This is a very preliminary, nay, premature observation but the inkling from today’s posts at RedState, and over the last couple of weeks, gives us the impression that the virtually neverTrump publication has decided not to be so grudging or condescending towards Trump — even a little more defensive of him. Oh they have railed about proper conservative things and against the deep state but usually with a bit too much condescension towards Trump when he does the right thing. Yes we realize they have had a big shake-up. It was needed in our estimation as regards expressed demeanor at least. Consider this response to the shake-up from one of the “purged” in a rush to be published by the (no ulterior motive there) LA Times — bold our emphasis.

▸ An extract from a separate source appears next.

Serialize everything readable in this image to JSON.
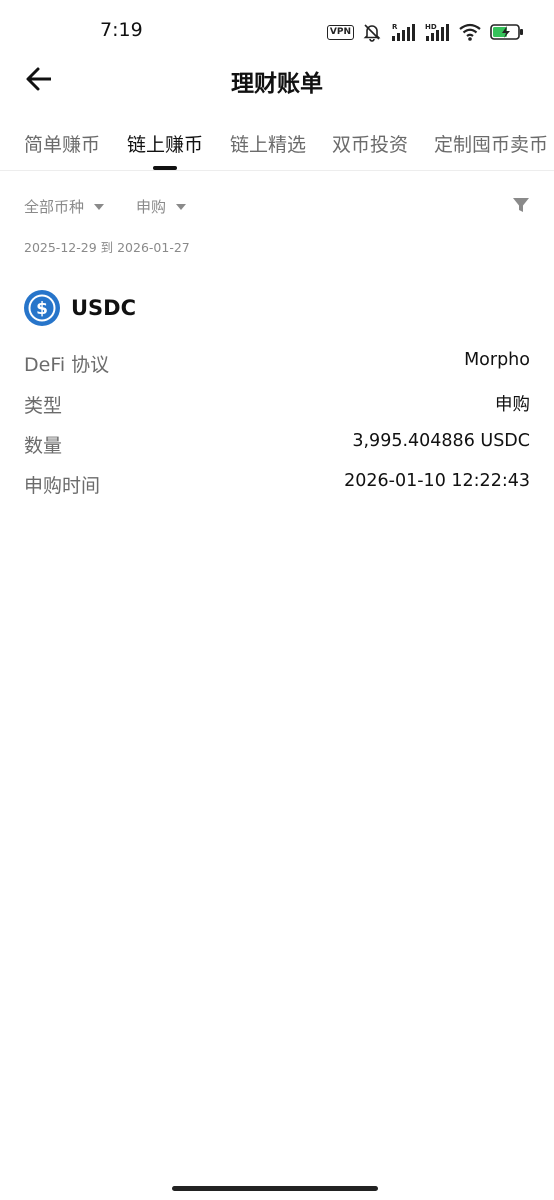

It serves to pretty much explain the appropriateness of the “purge.”
For instance, I wrote that although I approve of Trump’s judicial appointments and elimination of regulations, his budgets are continuing to increase our national debt. I complained that he did not press hard enough for the repeal of Obamacare, which I believe increases premiums and reduces freedom. (V’pac – we have written as much but it is all about balance, selectivity and tone)I wrote that Trump is unfit to be president — morally, intellectually and temperamentally. I called him a cruel bully, a philanderer, a narcissist and someone prone to issuing rash and unwise statements. Why, even his supporters say that we should ignore the nonsense he taps out on Twitter every morning.
The publication now seems less scornful and full of itself towards Trump. The following link is to one of the articles that caused my inkling. By Alex Parker, it concentrates on a critique of the media without their previous obligatory bashing of Trump:
It really is a great critique of the media. We would add that the attitude Parker excoriates is imbued in most of news journalism including at the local level and even business and other house organ publications.
Apologia in RedState as to the Pope
Then, as we were reading RedState, we see from one of the retained writers who is capable of being objective, or at least worth reckoning with — Streif – comes an arguable apologia for Pope Francis regarding his recent alleged comment about homosexuals “God made you that way”. His is actually more worthy than Ed Morrissey’s apologia at Hot Air. Morrissey seems purposefully evasive of the main issue with the Pope’s remarks being the theological implications (assuming the Pope said it — and given his track record it is easy to believe he did) that “God made you that way”. No one worth responding to maintains that the Church should not preach that we are all sinners and Christ’s redemption. Morrissey responds to a straw man by implying that was the controversy rather than the implications of “God made you that way.”
Streif, while expressing frustration with the Pope in a very compelling way, equivocates that Pope Francis’s responsibilities in speaking off the cuff are no worse than Trump’s. The Pope’s ways are worse than dismissable as frustrations or irritations. Comparing Trump’s and the Pope’s communication proclivities is ridiculous given the environment in which they are “followed” and the deep implications of what is at issue.
Trump mouths off about public matters and it is well understood that he is, for one thing not in office for life, and that he is an advocate, not a definer, so to speak. There is at least an attempt through Trump’s appointed staff to revise and extend his remarks as needed on a timely basis with regards to any misunderstandings. Policy formulations and implementation are actually transparent and opposition actually has an array of opportunities to subvert Trump. The Pope, simply put, labors under none of those things. Instead irresponsibly and purposefully at this point he imparts confusion by allowing propagation of “off the cuff comments” that confuse or undermine important traditions and doctrine.
While we accept the admonition to look to what the Pope does rather than what he says, and that something ascribed to him may be corrupted by those with a focused independent agenda, if the Pope is going to live by the press, as his pontificate does, then he needs to do so responsibly. What he says (and does not say or does not correct) can undercut what he does. Allowing anything corrupting to be promulgated incorrectly without timely and clear correction is not properly dismissable or innocent.
More on some of the Pope’s”policy” issuances, and other matters to come. R Mall